The bank does make money with a profit margin of 11.62%. As Andre Meyer, the legendary former head of Lazard Frere, noted, "No business ever went under making a profit." Bank of America has also started to pay a dividend again, with a yield of 0.55%. Low yes, but the dividend payout ratio is low too at just 4.28%, so there is ample cash flow to increase the dividend or initiate stock repurchase programs in the quarters ahead.
Now trading around $7.30 a share, the mean analyst target price for Bank of America over the next year of market action is $9.33. The 52-week high for the stock was $10.09 with the low being $4.91. In 2007, before the impact of The Great Recession, Bank of America was trading in the 50s. But the company will recover with the economy of the United States, and that is well into the future.
With a beta of 2.32, there will be ample opportunity to buy the stock of Bank of America as it dips. But the company is recovering and will not go bankrupt. Bank of America is a definitely a reward for the long term investor, particularly when the dividend starts to grow. As Warren Buffett wrote almost four years ago: Be greedy when others are fearful!

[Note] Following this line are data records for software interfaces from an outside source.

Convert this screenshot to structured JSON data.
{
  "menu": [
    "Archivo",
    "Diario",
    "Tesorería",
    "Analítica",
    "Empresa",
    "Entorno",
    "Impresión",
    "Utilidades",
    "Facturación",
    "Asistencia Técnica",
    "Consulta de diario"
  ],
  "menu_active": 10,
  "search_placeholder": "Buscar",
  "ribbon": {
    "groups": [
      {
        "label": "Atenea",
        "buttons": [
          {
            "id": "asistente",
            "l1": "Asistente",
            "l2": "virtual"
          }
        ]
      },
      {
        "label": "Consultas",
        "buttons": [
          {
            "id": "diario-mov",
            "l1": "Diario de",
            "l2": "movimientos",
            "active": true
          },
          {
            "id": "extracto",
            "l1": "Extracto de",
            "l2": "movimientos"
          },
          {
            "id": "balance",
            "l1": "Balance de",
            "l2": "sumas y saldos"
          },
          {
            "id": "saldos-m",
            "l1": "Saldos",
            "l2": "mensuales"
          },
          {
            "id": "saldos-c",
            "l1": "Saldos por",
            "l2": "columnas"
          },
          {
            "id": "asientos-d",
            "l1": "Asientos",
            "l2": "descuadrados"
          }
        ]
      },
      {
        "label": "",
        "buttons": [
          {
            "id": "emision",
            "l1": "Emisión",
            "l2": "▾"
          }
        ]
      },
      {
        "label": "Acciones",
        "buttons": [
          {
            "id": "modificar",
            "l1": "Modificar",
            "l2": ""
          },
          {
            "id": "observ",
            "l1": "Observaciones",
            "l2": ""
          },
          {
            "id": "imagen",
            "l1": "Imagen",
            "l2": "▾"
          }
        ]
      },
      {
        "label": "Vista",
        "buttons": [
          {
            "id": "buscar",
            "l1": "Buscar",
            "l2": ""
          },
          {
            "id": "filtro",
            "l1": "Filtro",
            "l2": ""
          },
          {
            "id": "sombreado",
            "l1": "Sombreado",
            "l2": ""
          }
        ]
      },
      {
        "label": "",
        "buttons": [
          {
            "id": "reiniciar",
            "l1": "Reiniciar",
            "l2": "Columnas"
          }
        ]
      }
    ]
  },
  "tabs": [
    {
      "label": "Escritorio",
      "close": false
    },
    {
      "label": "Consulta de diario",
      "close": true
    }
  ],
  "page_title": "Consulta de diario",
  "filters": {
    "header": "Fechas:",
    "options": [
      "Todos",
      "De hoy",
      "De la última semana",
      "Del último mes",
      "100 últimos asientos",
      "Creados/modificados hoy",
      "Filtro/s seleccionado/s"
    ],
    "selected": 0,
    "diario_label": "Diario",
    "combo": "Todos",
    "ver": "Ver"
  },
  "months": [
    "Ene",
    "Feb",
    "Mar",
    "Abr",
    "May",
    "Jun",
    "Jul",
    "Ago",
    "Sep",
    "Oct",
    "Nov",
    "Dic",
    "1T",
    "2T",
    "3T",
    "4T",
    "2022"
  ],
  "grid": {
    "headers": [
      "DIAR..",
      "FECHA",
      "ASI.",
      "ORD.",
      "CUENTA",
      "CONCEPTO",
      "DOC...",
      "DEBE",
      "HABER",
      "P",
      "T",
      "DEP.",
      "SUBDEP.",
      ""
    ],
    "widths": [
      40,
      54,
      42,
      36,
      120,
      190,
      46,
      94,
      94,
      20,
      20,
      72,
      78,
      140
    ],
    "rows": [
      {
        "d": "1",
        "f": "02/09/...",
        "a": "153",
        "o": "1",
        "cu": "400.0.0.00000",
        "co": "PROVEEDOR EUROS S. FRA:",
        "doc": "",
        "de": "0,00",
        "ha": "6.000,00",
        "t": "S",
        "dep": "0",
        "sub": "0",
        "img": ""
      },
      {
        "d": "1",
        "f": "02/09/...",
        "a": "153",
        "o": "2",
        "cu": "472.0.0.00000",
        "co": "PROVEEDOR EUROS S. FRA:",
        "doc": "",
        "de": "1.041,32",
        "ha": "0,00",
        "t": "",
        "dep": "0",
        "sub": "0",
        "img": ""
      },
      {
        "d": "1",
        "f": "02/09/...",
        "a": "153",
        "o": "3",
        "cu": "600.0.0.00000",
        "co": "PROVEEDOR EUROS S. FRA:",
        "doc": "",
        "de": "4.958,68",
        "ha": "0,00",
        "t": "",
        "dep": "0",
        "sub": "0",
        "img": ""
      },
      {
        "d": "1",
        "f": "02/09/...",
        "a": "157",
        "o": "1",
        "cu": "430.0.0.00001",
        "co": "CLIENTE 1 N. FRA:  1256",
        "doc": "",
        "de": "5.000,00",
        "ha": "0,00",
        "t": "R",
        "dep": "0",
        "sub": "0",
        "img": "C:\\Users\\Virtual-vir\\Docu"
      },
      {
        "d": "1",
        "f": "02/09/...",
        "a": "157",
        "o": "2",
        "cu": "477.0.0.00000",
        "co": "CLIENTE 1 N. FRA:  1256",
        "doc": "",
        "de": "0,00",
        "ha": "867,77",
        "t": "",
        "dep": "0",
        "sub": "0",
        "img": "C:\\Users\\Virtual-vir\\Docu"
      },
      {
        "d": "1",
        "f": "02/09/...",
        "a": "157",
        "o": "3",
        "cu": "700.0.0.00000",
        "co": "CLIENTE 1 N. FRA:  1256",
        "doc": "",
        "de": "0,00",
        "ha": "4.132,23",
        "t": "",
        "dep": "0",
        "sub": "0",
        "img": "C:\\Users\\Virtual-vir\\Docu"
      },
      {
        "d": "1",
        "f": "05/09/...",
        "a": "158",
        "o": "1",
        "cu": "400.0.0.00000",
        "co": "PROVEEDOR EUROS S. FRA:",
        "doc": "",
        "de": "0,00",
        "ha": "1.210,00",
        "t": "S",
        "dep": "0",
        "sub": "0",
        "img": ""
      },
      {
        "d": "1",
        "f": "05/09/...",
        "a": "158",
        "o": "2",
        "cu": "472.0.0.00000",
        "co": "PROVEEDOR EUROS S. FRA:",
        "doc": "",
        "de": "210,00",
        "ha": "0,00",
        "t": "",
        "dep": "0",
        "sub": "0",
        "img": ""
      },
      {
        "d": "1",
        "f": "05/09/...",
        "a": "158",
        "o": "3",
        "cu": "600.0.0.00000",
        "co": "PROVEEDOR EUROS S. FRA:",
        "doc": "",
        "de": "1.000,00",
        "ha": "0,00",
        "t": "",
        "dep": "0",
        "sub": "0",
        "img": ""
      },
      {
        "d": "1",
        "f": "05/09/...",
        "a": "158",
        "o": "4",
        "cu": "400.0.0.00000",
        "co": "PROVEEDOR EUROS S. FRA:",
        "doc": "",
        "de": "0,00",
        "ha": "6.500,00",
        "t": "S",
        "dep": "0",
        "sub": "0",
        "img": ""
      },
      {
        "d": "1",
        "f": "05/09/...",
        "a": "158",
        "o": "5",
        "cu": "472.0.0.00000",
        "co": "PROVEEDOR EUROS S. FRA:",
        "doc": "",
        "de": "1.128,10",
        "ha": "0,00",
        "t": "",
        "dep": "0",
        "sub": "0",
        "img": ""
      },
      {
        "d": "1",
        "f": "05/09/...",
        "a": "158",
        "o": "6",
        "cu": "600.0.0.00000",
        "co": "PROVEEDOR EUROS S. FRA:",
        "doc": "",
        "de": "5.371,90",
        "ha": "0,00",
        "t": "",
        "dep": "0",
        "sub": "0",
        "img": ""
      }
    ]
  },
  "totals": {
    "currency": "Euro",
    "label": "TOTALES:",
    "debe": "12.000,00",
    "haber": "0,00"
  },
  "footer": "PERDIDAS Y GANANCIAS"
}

jonathanyates13 has no positions in the stocks mentioned above. The Motley Fool owns shares of Bank of America and Wells Fargo & Company and has the following options: short OCT 2012 $33.00 puts on Wells Fargo & Company and short OCT 2012 $36.00 calls on Wells Fargo & Company. Motley Fool newsletter services recommend Goldman Sachs Group and Wells Fargo & Company. Try any of our Foolish newsletter services free for 30 days. We Fools may not all hold the same opinions, but we all believe that considering a diverse range of insights makes us better investors. The Motley Fool has a disclosure policy.If you have questions about this post or the Fool’s blog network, click here for information.